## TASK DIRECTIONS
Filter the records below for the word "with". Keep each line that has it.
'''
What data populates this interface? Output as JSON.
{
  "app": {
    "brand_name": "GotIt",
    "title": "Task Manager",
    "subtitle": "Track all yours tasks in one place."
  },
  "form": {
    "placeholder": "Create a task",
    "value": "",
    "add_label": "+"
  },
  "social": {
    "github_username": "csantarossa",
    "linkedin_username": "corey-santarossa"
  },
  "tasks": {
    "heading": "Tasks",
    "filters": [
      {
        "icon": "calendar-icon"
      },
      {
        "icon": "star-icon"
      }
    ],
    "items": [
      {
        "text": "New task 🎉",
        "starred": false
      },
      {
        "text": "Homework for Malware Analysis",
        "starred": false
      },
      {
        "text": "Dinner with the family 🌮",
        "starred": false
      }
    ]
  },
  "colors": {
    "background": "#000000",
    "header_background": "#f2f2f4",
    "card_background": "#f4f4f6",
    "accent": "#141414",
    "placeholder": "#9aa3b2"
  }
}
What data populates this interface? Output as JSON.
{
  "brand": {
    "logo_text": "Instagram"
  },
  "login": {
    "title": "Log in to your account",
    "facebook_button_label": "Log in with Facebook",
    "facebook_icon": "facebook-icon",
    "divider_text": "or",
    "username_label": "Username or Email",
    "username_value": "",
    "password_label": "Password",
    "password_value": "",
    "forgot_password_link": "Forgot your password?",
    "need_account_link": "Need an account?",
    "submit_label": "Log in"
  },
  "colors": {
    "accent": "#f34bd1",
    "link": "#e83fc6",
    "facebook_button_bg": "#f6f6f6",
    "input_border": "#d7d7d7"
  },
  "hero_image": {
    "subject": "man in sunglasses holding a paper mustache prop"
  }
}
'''
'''
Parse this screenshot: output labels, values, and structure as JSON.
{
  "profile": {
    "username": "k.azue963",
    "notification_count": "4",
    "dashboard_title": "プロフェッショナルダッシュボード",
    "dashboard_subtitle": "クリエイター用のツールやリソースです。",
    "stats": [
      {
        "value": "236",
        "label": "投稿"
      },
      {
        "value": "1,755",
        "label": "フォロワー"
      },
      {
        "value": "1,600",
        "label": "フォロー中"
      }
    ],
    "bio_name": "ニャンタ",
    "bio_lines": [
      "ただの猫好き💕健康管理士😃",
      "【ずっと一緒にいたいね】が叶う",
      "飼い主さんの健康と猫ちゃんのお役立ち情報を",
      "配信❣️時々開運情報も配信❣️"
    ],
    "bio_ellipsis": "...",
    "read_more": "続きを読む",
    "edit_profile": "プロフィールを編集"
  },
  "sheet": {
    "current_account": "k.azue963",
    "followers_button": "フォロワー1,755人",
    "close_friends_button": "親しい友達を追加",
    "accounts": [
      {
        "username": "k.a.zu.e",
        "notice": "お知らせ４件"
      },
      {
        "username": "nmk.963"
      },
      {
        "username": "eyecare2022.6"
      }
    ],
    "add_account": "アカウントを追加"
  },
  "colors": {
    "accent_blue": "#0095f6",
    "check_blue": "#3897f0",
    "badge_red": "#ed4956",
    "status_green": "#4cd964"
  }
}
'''
## WRITTEN RESPONSE
        "text": "Dinner with the family 🌮",
    "facebook_button_label": "Log in with Facebook",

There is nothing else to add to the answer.